• _Assigned task_
Copy every entry exactly.

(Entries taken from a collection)
★ ★ ★ ★ ★ ★ ★

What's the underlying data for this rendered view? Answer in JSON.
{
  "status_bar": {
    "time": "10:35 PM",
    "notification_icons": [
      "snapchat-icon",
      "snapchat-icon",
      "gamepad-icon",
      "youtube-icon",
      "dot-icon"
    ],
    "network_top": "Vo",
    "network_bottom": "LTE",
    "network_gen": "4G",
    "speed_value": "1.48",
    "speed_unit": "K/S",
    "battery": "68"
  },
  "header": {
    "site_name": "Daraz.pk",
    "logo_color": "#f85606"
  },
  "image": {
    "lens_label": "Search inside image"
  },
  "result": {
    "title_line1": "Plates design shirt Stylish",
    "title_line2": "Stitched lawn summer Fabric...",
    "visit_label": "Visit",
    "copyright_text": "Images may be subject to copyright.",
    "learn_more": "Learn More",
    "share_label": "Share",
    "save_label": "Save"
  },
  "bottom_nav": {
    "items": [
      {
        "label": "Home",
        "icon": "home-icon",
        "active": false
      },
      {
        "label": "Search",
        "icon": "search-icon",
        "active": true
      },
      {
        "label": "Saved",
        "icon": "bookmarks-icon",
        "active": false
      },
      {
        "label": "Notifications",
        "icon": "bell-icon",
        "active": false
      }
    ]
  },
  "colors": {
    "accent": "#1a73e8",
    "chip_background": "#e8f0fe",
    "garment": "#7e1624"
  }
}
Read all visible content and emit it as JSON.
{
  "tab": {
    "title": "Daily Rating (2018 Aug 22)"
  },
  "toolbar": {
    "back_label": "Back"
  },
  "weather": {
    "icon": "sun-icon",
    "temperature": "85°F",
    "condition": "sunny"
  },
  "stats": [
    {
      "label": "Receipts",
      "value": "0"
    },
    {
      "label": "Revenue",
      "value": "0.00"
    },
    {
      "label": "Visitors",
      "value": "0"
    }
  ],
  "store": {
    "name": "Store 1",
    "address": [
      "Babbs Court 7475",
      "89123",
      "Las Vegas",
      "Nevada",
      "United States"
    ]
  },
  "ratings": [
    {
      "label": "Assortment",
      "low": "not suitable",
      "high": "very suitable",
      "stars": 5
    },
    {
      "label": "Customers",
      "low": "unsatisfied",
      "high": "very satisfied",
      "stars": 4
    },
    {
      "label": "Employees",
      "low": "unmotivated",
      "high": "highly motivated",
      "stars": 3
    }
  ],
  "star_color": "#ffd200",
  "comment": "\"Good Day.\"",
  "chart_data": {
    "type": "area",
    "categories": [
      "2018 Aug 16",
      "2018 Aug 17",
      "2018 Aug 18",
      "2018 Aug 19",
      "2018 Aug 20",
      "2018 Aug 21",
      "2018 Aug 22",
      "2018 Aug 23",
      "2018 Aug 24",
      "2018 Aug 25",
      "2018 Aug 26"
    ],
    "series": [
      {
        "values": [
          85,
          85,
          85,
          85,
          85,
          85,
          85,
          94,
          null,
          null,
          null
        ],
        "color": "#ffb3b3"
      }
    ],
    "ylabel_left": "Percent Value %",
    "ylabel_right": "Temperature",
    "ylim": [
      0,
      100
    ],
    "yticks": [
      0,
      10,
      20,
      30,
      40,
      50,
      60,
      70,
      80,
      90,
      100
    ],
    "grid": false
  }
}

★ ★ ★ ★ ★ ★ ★

• _Answer to the exercise_
What's the underlying data for this rendered view? Answer in JSON.
{
  "status_bar": {
    "time": "10:35 PM",
    "notification_icons": [
      "snapchat-icon",
      "snapchat-icon",
      "gamepad-icon",
      "youtube-icon",
      "dot-icon"
    ],
    "network_top": "Vo",
    "network_bottom": "LTE",
    "network_gen": "4G",
    "speed_value": "1.48",
    "speed_unit": "K/S",
    "battery": "68"
  },
  "header": {
    "site_name": "Daraz.pk",
    "logo_color": "#f85606"
  },
  "image": {
    "lens_label": "Search inside image"
  },
  "result": {
    "title_line1": "Plates design shirt Stylish",
    "title_line2": "Stitched lawn summer Fabric...",
    "visit_label": "Visit",
    "copyright_text": "Images may be subject to copyright.",
    "learn_more": "Learn More",
    "share_label": "Share",
    "save_label": "Save"
  },
  "bottom_nav": {
    "items": [
      {
        "label": "Home",
        "icon": "home-icon",
        "active": false
      },
      {
        "label": "Search",
        "icon": "search-icon",
        "active": true
      },
      {
        "label": "Saved",
        "icon": "bookmarks-icon",
        "active": false
      },
      {
        "label": "Notifications",
        "icon": "bell-icon",
        "active": false
      }
    ]
  },
  "colors": {
    "accent": "#1a73e8",
    "chip_background": "#e8f0fe",
    "garment": "#7e1624"
  }
}
Read all visible content and emit it as JSON.
{
  "tab": {
    "title": "Daily Rating (2018 Aug 22)"
  },
  "toolbar": {
    "back_label": "Back"
  },
  "weather": {
    "icon": "sun-icon",
    "temperature": "85°F",
    "condition": "sunny"
  },
  "stats": [
    {
      "label": "Receipts",
      "value": "0"
    },
    {
      "label": "Revenue",
      "value": "0.00"
    },
    {
      "label": "Visitors",
      "value": "0"
    }
  ],
  "store": {
    "name": "Store 1",
    "address": [
      "Babbs Court 7475",
      "89123",
      "Las Vegas",
      "Nevada",
      "United States"
    ]
  },
  "ratings": [
    {
      "label": "Assortment",
      "low": "not suitable",
      "high": "very suitable",
      "stars": 5
    },
    {
      "label": "Customers",
      "low": "unsatisfied",
      "high": "very satisfied",
      "stars": 4
    },
    {
      "label": "Employees",
      "low": "unmotivated",
      "high": "highly motivated",
      "stars": 3
    }
  ],
  "star_color": "#ffd200",
  "comment": "\"Good Day.\"",
  "chart_data": {
    "type": "area",
    "categories": [
      "2018 Aug 16",
      "2018 Aug 17",
      "2018 Aug 18",
      "2018 Aug 19",
      "2018 Aug 20",
      "2018 Aug 21",
      "2018 Aug 22",
      "2018 Aug 23",
      "2018 Aug 24",
      "2018 Aug 25",
      "2018 Aug 26"
    ],
    "series": [
      {
        "values": [
          85,
          85,
          85,
          85,
          85,
          85,
          85,
          94,
          null,
          null,
          null
        ],
        "color": "#ffb3b3"
      }
    ],
    "ylabel_left": "Percent Value %",
    "ylabel_right": "Temperature",
    "ylim": [
      0,
      100
    ],
    "yticks": [
      0,
      10,
      20,
      30,
      40,
      50,
      60,
      70,
      80,
      90,
      100
    ],
    "grid": false
  }
}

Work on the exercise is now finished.